Florida businesses hurt when tourists hear there are dead fish on the beaches.* How much money do they lose? Would they pay farmers to farm more carefully even if it would lower their harvest?
George Sharp, Marco Island
[*Editor’s note: Red tide, which sometimes kills fish, is caused by algae that originates naturally offshore. Some research indicates runoff increases it.]
‘Faith in American democracy’ at risk
Mr. Groome was my first favorite teacher. He was 6-foot-5, absent-minded and always in a hurry to get settled in our seventh-grade history class. A couple of times, he actually got his head tangled in our classroom flag on the way in. There was no tangle, though, about the meaning of that flag for him.
He told us over and over, in many different ways, what distinguished us as Americans from citizens of authoritarian regimes around the world, most notably the Soviet Union in those days: We got to choose our leaders. We all got to vote.
I don’t know if Mr. Groome is still with us; but if he is, I know he’s not happy in 2021. Significant numbers of us today are all for democracy as long as the franchise is limited to the “right kind” of people, the ones who look and think the “right way.” Mr. Groome would think that they were missing the point, and he would be very sad.
I never thought I’d live long enough to see Mr. Groome’s simple faith in American democracy challenged out loud by nominal “patriots,” but here we are, in effect choosing sides.
We are defining what it means to be American in the 21st Century, and the outcome is far from assured. Mr. Groome would not be pleased.
Geremy Spampinato, East Naples
What to make of today’s GOP?
All Republicans (in Congress) voted against the recent $1.9 trillion (COVID) relief act, after passing a $1.9 trillion tax cut bill primarily for the rich (in 2017).
Conservative members of Congress denied (the validity of) the presidential election; and U.S. Sen. Ron Johnson, R-Wis., called the thousands who attempted to overturn the election real Americans,* even though (some of them) killed a policeman and hurt 140 officers (during the Capitol riot Jan. 6).
What ever happened to the party for safety and protecting the police?
We had never had a president who led an insurrection by words or actions.
But on Jan. 6, our Capitol was attacked for the first time by America’s own citizens, promoted by a president and his big lie that he won the election (except for) voter fraud.
Trump had a background of extra-marital affairs, financial bankruptcies, and racial bias from the Central Park Five to Charlottesville. He didn’t attend church, denied the effects of COVID-19 and left the country with record debt.
Conservatives, especially the evangelicals who supported him, went against almost all of their own principles.
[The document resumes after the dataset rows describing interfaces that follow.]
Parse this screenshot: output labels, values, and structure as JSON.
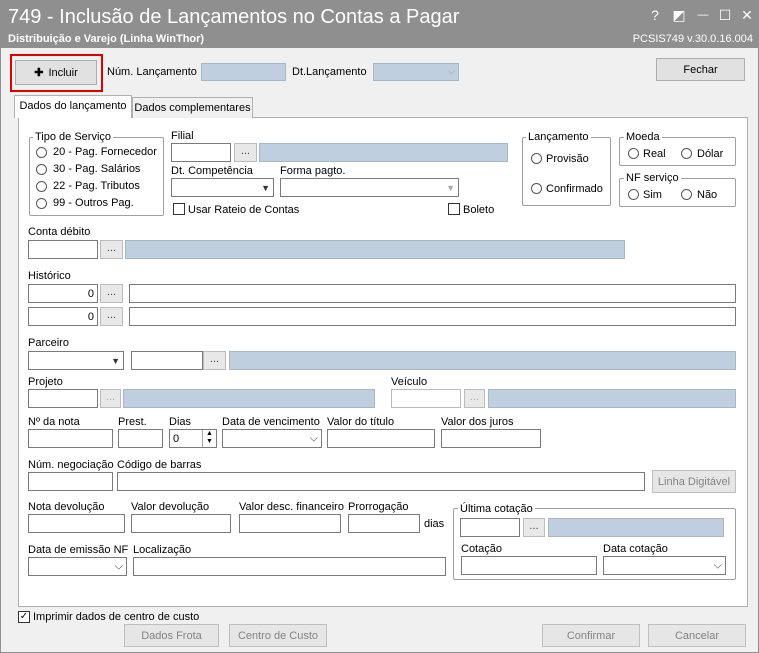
{
  "window": {
    "title": "749 - Inclusão de Lançamentos no Contas a Pagar",
    "subtitle": "Distribuição e Varejo (Linha WinThor)",
    "version": "PCSIS749  v.30.0.16.004",
    "help": "?",
    "restore": "◩",
    "minimize": "—",
    "maximize": "☐",
    "close": "✕"
  },
  "toolbar": {
    "incluir": "Incluir",
    "incluir_icon": "plus-icon",
    "num_lancamento": "Núm. Lançamento",
    "dt_lancamento": "Dt.Lançamento",
    "fechar": "Fechar"
  },
  "tabs": [
    "Dados do lançamento",
    "Dados complementares"
  ],
  "tipo_servico": {
    "label": "Tipo de Serviço",
    "options": [
      "20 - Pag. Fornecedor",
      "30 - Pag. Salários",
      "22 - Pag. Tributos",
      "99 - Outros Pag."
    ]
  },
  "filial": {
    "label": "Filial",
    "ellipsis": "..."
  },
  "dt_competencia": "Dt. Competência",
  "forma_pagto": "Forma pagto.",
  "usar_rateio": "Usar Rateio de Contas",
  "boleto": "Boleto",
  "lancamento": {
    "label": "Lançamento",
    "options": [
      "Provisão",
      "Confirmado"
    ]
  },
  "moeda": {
    "label": "Moeda",
    "options": [
      "Real",
      "Dólar"
    ]
  },
  "nf_servico": {
    "label": "NF serviço",
    "options": [
      "Sim",
      "Não"
    ]
  },
  "conta_debito": "Conta débito",
  "historico": {
    "label": "Histórico",
    "values": [
      "0",
      "0"
    ]
  },
  "parceiro": "Parceiro",
  "projeto": "Projeto",
  "veiculo": "Veículo",
  "row_nota": {
    "nota": "Nº da nota",
    "prest": "Prest.",
    "dias": "Dias",
    "dias_value": "0",
    "vencimento": "Data de vencimento",
    "valor_titulo": "Valor do título",
    "valor_juros": "Valor dos juros"
  },
  "row_neg": {
    "num_negociacao": "Núm. negociação",
    "codigo_barras": "Código de barras",
    "linha_digitavel": "Linha Digitável"
  },
  "row_dev": {
    "nota_devolucao": "Nota devolução",
    "valor_devolucao": "Valor devolução",
    "valor_desc": "Valor desc. financeiro",
    "prorrogacao": "Prorrogação",
    "dias": "dias"
  },
  "ultima_cotacao": {
    "label": "Última cotação",
    "cotacao": "Cotação",
    "data_cotacao": "Data cotação"
  },
  "row_emissao": {
    "data_emissao": "Data de emissão NF",
    "localizacao": "Localização"
  },
  "footer": {
    "imprimir": "Imprimir dados de centro de custo",
    "dados_frota": "Dados Frota",
    "centro_custo": "Centro de Custo",
    "confirmar": "Confirmar",
    "cancelar": "Cancelar"
  },
  "colors": {
    "titlebar": "#8f8f8f",
    "readonly_field": "#bfcfe0",
    "highlight": "#e00000"
  }
}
Trump and his cultish followers left the conservative values of the Republican Party. The GOP now is going to the elephant graveyard.
Glenn Mueller, East Naples
(*Editor’s note: In a syndicated radio interview Thursday with host Joe Pagliarulo, Sen. Johnson said of the Jan. 6 protesters at the Capitol: “I knew those were people who love this country, that truly respect law enforcement, would never do anything to break the law, so I wasn’t concerned.”)